4) The Mets frustrated Joe Morgan throughout his career, striking him out every 6.9 a…

Valiant Valentin

The best notes on walk-off #340 that I could muster at 2 a.m....

* It's the 1st walk-off win for the Mets since June 3. It was the 10th walk-off win in the season, giving the Mets the most walk-off wins in MLB

* It's the 23rd 1-0 walk-off win in team history, and the 2nd this season. The only other years in which the Mets had at least 2 1-0 walk-off wins: 1965 (2) and 1969 (3)

* It's the 4th 1-0 win to last at least 10 innings and the 1st since April 12, 2001, when Rey Ordonez beat the Braves with a walk-off single

* It's the 36th walk-off win against the Cubs and the 1st with a 1-0 final score. It's the first against the Cubs since September 25, 2004, in another contest in which Mark Prior started for Chicago.

* Jose Valentin is the 3rd Mets Jose with a walk-off hit, joining Reyes (who also had one in a 1-0 game) and Vizcaino.

* Of the 10 pitchers to take walk-off losses against the Mets this season, Glendon Rusch is the 1st of those to be a former Met.

* Rusch is the 1s…

Walk-Off Lament

I was reminded on Tuesday night of the lament proffered by Charlie Brown not long after the 1962 World Series concluded. I would have filled in Paul Lo Duca's name in his wail of anguish

"Why couldn't McCovey have hit the ball just three feet higher???"

I really thought that Lo Duca was going to get the tying or winning hit last night, particularly because of the way he fought through that final at-bat before popping to second base. Perhaps had he been able to strike the ball just a little harder, the outcome would have been different. The way that this team has won games this season, it just felt right that they would find a way to pull this one out.

Followers of the team in 1969 must have felt the same way after their May 15 defeat to the Braves. The scenario was slightly different, with the Mets rallying from a 6-2 deficit to trim the score to 6-5 by the last of the 8th. In the 9th, with the hosts down a run, they immediately staged a rally. Bud Harrelson singled an…

Smith and Messin'

Speaking of taking the Mets seriously, if you were looking for a reason to do so in 1984, there were reasons aplenty through the first month of the season.

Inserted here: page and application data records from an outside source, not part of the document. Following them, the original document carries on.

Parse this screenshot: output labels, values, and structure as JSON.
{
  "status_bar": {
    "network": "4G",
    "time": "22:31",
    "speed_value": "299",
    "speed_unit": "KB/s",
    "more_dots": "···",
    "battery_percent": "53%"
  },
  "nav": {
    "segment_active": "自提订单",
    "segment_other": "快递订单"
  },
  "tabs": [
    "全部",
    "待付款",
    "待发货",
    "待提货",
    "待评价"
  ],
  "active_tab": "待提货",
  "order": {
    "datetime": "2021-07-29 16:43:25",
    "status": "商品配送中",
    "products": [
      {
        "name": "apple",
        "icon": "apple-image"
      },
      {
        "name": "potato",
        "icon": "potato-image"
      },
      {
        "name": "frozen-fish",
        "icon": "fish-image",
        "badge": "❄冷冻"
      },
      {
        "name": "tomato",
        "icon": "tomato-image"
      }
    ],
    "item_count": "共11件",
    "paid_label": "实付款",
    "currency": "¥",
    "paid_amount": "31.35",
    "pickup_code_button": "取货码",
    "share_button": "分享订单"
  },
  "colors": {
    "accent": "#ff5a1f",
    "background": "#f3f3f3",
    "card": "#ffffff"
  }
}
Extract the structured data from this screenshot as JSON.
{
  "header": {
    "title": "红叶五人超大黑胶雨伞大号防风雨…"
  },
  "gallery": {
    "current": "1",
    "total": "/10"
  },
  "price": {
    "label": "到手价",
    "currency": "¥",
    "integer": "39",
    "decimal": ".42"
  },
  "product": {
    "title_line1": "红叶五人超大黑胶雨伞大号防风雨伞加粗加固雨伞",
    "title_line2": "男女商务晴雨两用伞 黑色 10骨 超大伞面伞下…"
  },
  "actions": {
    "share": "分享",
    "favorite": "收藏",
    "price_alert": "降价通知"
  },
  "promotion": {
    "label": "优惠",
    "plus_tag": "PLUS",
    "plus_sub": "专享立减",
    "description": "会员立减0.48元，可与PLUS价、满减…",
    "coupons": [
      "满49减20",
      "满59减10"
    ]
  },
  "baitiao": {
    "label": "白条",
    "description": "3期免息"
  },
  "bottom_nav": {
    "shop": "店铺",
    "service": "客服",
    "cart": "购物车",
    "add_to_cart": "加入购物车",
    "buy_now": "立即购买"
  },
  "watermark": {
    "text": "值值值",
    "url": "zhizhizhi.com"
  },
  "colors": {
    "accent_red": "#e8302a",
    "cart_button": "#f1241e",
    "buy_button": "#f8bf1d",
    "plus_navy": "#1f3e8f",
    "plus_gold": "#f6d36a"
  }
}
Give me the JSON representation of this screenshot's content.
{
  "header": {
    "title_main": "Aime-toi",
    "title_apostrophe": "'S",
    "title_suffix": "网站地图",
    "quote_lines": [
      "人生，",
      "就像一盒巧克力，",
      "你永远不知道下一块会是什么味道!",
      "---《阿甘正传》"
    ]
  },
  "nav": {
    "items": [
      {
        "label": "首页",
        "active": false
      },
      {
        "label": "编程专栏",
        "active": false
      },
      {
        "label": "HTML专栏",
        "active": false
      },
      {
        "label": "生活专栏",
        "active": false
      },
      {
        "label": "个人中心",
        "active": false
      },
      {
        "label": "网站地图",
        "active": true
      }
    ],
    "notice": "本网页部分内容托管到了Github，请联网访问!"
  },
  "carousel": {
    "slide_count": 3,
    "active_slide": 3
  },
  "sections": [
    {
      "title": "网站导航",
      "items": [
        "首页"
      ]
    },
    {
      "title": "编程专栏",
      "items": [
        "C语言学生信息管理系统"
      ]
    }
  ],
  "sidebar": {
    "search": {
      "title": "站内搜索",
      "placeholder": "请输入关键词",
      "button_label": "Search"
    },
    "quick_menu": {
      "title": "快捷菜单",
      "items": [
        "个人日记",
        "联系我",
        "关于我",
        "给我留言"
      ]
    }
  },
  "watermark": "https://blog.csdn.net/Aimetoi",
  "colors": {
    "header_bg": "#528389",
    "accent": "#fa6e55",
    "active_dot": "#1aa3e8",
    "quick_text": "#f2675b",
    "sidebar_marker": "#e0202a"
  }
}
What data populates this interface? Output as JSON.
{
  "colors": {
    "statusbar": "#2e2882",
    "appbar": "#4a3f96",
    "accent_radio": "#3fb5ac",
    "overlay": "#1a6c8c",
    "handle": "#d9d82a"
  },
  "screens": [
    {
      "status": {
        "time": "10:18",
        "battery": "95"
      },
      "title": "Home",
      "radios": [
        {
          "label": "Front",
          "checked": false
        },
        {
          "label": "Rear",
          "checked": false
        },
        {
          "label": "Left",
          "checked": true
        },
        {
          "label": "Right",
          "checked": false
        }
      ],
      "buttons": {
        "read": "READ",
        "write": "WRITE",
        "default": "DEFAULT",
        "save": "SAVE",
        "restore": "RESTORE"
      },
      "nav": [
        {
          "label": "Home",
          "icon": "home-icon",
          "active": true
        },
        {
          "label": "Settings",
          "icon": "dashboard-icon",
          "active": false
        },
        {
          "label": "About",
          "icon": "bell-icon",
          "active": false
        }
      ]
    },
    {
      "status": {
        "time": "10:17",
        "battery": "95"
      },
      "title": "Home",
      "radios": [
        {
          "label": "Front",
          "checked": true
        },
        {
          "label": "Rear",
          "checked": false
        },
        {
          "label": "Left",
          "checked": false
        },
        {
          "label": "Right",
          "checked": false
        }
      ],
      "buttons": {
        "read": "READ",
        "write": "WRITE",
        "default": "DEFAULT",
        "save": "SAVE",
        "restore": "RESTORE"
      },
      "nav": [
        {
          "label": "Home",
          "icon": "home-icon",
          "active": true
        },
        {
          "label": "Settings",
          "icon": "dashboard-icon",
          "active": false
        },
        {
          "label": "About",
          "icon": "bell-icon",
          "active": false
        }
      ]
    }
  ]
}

The six straight road wins after an ugly Opening Day loss were one good one, as were two nifty comeback wins at home against the Expos. A 3-3 split over six games with the Phillies provided some optimism, though the Mets were beaten soundly on a couple of those occasions.

May began with the Mets tied for first place with the equally surprising Cubs, with the two clashing in a pair in Flushing to open the month. I seem to recall these contests being written about on another blog, but without being able to find the reference, I'll recount them for my purposes here.

The series opener put the Mets in first place by themselves, an 8-1 rout behind Dwight Gooden. Keith Hernandez and Hubie Brooks each drove in two runs and Darryl Strawberry had three doubles in what was an impressive triumph.

Things would get a little tougher the next day …

Cubbie Hole

The first time that the Mets and Cubs convened in 1969 came at the end of April and didn't exactly serve as a foreshadowing for what was to come that season. The Mets opened the weekend four-game series with a pedestrian 6-8 mark, while the Cubs held first place with a surprising 11-5 start.

The Cubs won the first two games of the series as Ferguson Jenkins edged Tom Seaver, 3-1, and Bill Hands followed by going the distance in a 9-3 pasting of Don Cardwell.

A Sunday doubleheader concluded the matchup and in the first game, the Mets got off to a quick start and led 6-3 in the 8th inning. Chicago scored once in the 8th and with the aid of two errors and a subsequent Randy Hundley home run, struck four times in what the Chicago Tribune described as the "ludicrous" 9th. The Mets went down rather meekly in their half as Phil Regan struck out the side, including Cleon Jones to end the game.

So through three of the four games in this series, we knew this much: The Cubs were both …